__How to complete this task__:
Each line from the one containing "What data populates" through the end of the entries below must be output exactly; no other line belongs.

Stored data entries

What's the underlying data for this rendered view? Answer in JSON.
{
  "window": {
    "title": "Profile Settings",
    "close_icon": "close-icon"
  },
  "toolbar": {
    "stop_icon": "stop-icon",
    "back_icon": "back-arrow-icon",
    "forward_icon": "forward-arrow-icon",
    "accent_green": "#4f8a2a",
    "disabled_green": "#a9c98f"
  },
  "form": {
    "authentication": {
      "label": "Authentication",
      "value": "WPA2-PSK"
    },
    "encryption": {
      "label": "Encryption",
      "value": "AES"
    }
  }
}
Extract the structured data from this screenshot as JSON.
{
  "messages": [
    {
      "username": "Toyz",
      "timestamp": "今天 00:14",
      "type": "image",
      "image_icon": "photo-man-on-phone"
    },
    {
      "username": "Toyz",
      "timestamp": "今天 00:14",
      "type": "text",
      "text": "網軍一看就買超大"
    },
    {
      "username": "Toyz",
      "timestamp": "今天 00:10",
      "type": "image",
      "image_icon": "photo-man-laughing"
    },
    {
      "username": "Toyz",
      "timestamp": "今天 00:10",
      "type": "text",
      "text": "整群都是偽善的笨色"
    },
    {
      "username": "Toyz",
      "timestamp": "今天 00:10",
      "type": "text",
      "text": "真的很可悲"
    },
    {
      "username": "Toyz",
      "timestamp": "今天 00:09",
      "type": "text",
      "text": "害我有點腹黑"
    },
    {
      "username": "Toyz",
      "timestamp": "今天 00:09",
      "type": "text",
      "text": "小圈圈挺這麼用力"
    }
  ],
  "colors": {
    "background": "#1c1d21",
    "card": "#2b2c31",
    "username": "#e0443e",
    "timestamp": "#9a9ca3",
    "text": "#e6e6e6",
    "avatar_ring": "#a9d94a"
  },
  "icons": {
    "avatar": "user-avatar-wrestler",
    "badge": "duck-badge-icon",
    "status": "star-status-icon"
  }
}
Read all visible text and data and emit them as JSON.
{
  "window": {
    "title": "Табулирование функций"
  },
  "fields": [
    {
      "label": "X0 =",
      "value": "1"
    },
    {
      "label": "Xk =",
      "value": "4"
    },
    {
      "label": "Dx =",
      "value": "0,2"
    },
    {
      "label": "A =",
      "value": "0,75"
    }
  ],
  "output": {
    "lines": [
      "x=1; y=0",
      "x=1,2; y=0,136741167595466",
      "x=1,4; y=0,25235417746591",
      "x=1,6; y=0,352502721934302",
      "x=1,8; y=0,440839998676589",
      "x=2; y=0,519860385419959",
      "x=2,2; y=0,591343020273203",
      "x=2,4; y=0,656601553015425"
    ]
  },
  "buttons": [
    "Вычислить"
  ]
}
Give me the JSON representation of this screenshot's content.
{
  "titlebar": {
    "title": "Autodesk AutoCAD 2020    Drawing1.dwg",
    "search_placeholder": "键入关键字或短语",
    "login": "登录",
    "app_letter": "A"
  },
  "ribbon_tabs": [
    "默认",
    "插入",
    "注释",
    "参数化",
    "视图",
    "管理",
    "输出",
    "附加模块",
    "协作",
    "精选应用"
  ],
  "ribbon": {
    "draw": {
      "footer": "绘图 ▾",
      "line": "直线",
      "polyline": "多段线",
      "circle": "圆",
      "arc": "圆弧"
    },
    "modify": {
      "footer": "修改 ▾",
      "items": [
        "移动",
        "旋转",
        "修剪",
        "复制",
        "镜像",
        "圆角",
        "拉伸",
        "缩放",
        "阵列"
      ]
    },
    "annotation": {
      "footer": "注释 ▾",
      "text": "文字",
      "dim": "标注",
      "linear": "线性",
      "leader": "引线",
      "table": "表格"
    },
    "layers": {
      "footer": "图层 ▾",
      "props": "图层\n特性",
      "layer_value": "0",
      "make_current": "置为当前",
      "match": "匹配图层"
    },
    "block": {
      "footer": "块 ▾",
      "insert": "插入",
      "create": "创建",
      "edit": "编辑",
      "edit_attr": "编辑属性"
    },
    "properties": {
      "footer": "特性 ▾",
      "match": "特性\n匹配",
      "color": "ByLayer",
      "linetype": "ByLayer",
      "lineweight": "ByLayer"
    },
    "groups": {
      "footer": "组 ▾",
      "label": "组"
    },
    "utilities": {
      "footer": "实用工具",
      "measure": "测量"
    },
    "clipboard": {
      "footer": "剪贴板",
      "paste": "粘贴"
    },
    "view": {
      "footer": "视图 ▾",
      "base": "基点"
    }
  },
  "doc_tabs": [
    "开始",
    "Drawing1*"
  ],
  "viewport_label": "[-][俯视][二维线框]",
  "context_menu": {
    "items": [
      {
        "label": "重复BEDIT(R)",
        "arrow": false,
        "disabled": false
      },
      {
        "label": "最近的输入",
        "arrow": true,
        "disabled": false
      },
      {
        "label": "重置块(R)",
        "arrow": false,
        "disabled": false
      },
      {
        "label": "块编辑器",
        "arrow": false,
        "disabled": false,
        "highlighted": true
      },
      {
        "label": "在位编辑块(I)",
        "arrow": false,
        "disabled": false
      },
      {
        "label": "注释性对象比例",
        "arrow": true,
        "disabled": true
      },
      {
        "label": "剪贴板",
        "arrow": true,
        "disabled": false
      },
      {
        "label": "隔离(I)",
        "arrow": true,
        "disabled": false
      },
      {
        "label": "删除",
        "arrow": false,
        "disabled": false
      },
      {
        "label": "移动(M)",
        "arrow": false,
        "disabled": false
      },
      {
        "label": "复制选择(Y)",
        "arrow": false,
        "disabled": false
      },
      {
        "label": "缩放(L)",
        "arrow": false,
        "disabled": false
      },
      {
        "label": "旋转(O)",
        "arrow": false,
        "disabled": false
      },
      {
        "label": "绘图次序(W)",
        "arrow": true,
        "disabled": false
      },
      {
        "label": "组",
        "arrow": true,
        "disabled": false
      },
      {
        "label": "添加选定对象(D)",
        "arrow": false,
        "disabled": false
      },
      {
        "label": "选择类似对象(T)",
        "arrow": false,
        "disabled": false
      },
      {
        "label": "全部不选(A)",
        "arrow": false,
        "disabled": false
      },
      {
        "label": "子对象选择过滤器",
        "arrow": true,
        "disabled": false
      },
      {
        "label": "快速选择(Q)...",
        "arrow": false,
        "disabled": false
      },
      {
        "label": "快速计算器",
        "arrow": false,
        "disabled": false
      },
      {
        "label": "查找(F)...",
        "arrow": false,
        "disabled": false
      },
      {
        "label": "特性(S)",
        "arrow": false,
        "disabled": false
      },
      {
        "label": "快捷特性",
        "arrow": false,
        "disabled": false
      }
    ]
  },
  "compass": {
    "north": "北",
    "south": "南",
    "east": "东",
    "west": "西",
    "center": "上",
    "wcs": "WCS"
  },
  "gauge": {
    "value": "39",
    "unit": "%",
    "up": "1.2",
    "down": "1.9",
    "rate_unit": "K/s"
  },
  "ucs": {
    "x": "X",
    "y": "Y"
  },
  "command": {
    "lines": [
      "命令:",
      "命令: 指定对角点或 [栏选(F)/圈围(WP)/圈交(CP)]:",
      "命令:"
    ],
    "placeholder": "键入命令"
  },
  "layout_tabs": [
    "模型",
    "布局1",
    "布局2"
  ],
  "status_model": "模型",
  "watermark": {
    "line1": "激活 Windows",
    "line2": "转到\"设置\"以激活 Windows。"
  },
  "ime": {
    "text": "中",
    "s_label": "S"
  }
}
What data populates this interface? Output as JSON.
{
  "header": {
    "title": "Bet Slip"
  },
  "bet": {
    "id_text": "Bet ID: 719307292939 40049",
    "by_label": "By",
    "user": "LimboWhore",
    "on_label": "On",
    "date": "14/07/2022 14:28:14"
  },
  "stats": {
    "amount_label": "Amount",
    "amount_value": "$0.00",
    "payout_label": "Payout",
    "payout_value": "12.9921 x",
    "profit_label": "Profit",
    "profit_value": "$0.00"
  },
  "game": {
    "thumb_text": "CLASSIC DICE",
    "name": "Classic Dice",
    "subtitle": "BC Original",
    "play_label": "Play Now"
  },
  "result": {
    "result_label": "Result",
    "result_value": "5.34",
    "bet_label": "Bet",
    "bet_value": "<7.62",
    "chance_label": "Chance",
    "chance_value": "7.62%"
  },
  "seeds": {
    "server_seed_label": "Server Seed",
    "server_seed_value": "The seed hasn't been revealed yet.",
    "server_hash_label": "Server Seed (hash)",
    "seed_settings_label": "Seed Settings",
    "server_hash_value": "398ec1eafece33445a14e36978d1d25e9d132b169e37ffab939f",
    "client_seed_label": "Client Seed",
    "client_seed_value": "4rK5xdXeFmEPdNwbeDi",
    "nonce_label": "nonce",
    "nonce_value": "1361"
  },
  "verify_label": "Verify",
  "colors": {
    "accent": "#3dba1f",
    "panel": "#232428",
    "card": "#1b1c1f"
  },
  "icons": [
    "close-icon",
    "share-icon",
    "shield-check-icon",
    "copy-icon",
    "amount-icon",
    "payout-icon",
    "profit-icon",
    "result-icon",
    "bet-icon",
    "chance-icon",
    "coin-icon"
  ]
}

__Output for this task__:
What data populates this interface? Output as JSON.
{
  "header": {
    "title": "Bet Slip"
  },
  "bet": {
    "id_text": "Bet ID: 719307292939 40049",
    "by_label": "By",
    "user": "LimboWhore",
    "on_label": "On",
    "date": "14/07/2022 14:28:14"
  },
  "stats": {
    "amount_label": "Amount",
    "amount_value": "$0.00",
    "payout_label": "Payout",
    "payout_value": "12.9921 x",
    "profit_label": "Profit",
    "profit_value": "$0.00"
  },
  "game": {
    "thumb_text": "CLASSIC DICE",
    "name": "Classic Dice",
    "subtitle": "BC Original",
    "play_label": "Play Now"
  },
  "result": {
    "result_label": "Result",
    "result_value": "5.34",
    "bet_label": "Bet",
    "bet_value": "<7.62",
    "chance_label": "Chance",
    "chance_value": "7.62%"
  },
  "seeds": {
    "server_seed_label": "Server Seed",
    "server_seed_value": "The seed hasn't been revealed yet.",
    "server_hash_label": "Server Seed (hash)",
    "seed_settings_label": "Seed Settings",
    "server_hash_value": "398ec1eafece33445a14e36978d1d25e9d132b169e37ffab939f",
    "client_seed_label": "Client Seed",
    "client_seed_value": "4rK5xdXeFmEPdNwbeDi",
    "nonce_label": "nonce",
    "nonce_value": "1361"
  },
  "verify_label": "Verify",
  "colors": {
    "accent": "#3dba1f",
    "panel": "#232428",
    "card": "#1b1c1f"
  },
  "icons": [
    "close-icon",
    "share-icon",
    "shield-check-icon",
    "copy-icon",
    "amount-icon",
    "payout-icon",
    "profit-icon",
    "result-icon",
    "bet-icon",
    "chance-icon",
    "coin-icon"
  ]
}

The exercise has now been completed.